(click thumbnail)Fig. 1: What were you saying about 1/4-inch radial ice? This view is atop Mount Washington.
(click thumbnail)Fig. 2: Invest in your safety. Buy a Volt pen like the Fluke model shown here to detect hazardous voltages.
(click thumbnail)Fig. 3: Use Excel for hard-drive system layout.
(click thumbnail)Fig. 4: Syndicated program time schedules can be modified easily in the spreadsheet format
Bob Perry is chief engineer for Citadel’s Maine and New Hampshire stations. This includes WHOM(FM), with facilities atop Mount Washington, one of the most inhospitable places on earth.
There’s a Web site for the Mount Washington Observatory, also on the summit. Go to www.mountwashington.org for a sample of the weather. Let me know of your own interesting Web sites or Web cams at interesting broadcast locations.
Fig. 1 shows the WHOM antenna and transmitter building during one visit Bob made this winter. He writes that the roads normally open some time in May!
Snow and ice can threaten broadcast engineers. From iced antennas to fallen power lines, the list of problems is endless. Read on to see how one engineer fought back.
* * *
Steve Callahan is with the WBUR Group in Boston and contributes to RW Engineering Extra. For several years, Steve has found that regular spraying of the windshield treatment Rain-X, a brand of glass treatment, on a satellite dish really keeps ice and snow from building up in the dish.
Sleet and freezing rain won’t lodge in the bottom half of the dish. With the Rain-X treatment, the icy mixture just slides out. Thanks, Steve, for a great tip to keep those syndicated programs on the air.
* * *
We predicted that a mention of using Belden 8451 to run AC would make Steve Lampen cringe but not surprise him. We were right.
Steve adds some interesting facts. Look in the Belden catalog and you will find that 8451 is rated to 300 volts. On page 22.4 of its Master Catalog, and also online, is a table that shows current limit of any cable based on (1) the gauge of the conductor, (2) the number of conductors, (3) the ambient room temperature and (4) the melting point of the jacket.
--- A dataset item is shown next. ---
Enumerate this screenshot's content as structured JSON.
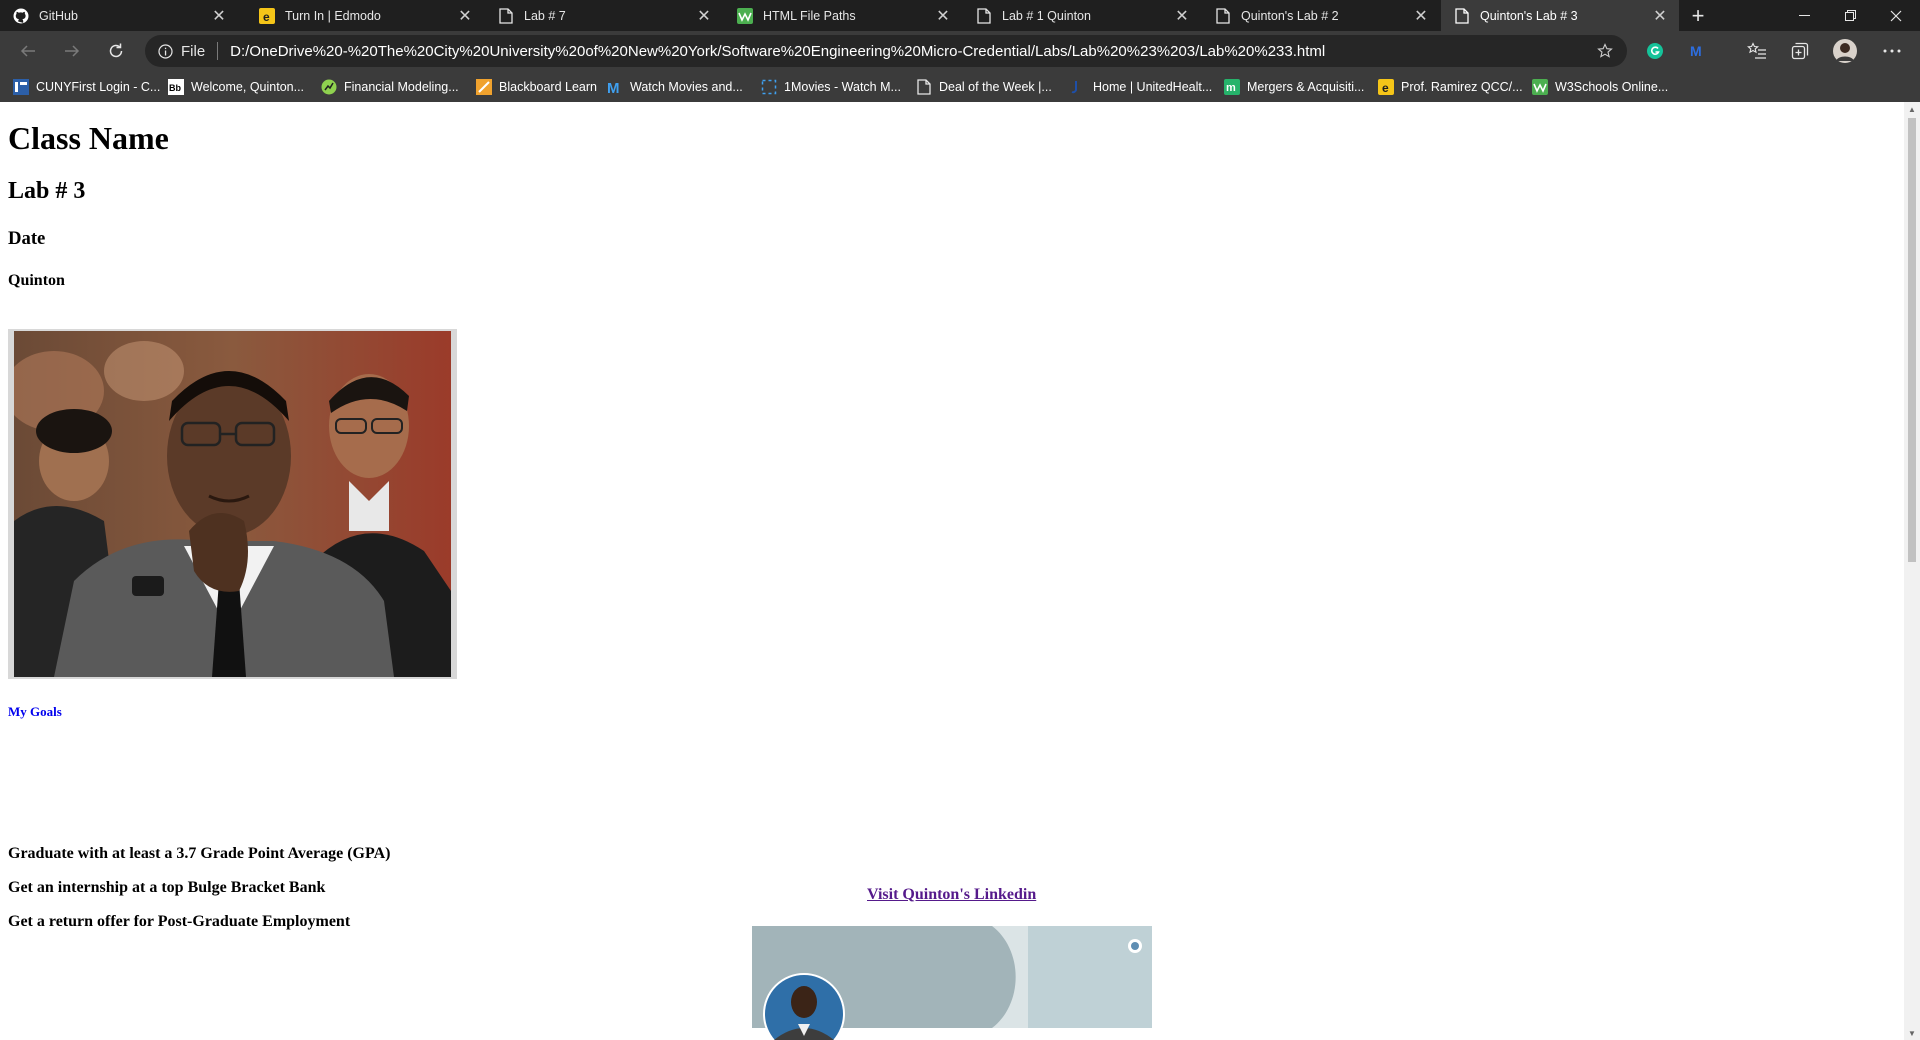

For 8451 the specs are 22 AWG, two-conductor. Let’s say room temperature is 70 degrees Fahrenheit or 21 Celsius. The melting point is 167 F/75 C. These easily allow a rise in temperature of 95 F/35 C on the wire, and it won’t be even near its melting point. The Belden chart shows a decent 5 Amps.
Yes, a 600-watt, 120-volt light bulb!
Steve’s caveat is that this does not address safety considerations, but the cable could work and wouldn’t melt or otherwise fail. Amazing, isn’t it? What’s more amazing is that people have used the shielded audio cable in this manner.
* * *
Brian Edwards is engineering and operations manager for New World Radio in Washington. Reading about unique uses for Belden 8451 and West Penn 291 brought a bad flashback to a Richmond station where he was doing some side work.
Brian found 8451 in use in a rack as a power line for a 120V on-air light. “Thank goodness for insulated dikes,” he writes, adding that since that flashing experience, he’s carried an inductive voltage detector in his tool bag, as seen in Fig. 2.
The tip of this handy tool glows red when substantial AC voltage is sensed. It makes for a quick check before wires are cut or removed. Thanks, Brian, for the jolting memory that many of us have experienced, and a safe tool to prevent a repeat of the experience.
* * *
Drew Henderson is the assistant chief of the Mid-Michigan Radio Group and works in Lansing. When Drew and his boss installed Scott Studios SS32s on all four of the stations in the building two years ago, he used Microsoft Excel to create a template for each type of switcher they would be using. Fig. 3 shows the template they used.
Drew was able to plan everything out before the purchase and ensure there was room for the expansion. Later, Excel came in handy when the studio for rock station Q106 was planned. Excel helped Chief Engineer Kevin Larke and the Q106 PD lay out the console even before it arrived. If a change has to be made, it can be done faster on the computer than with a pencil and paper.
Drew also uses Excel for inventories, adding time to make sure syndicated show segments will fit within the allotted time on satellite-fed stations, as shown in Fig. 4. He uses the program to map out Cat-5 patch panels and audio punch blocks and create transmitter logs and company purchase orders.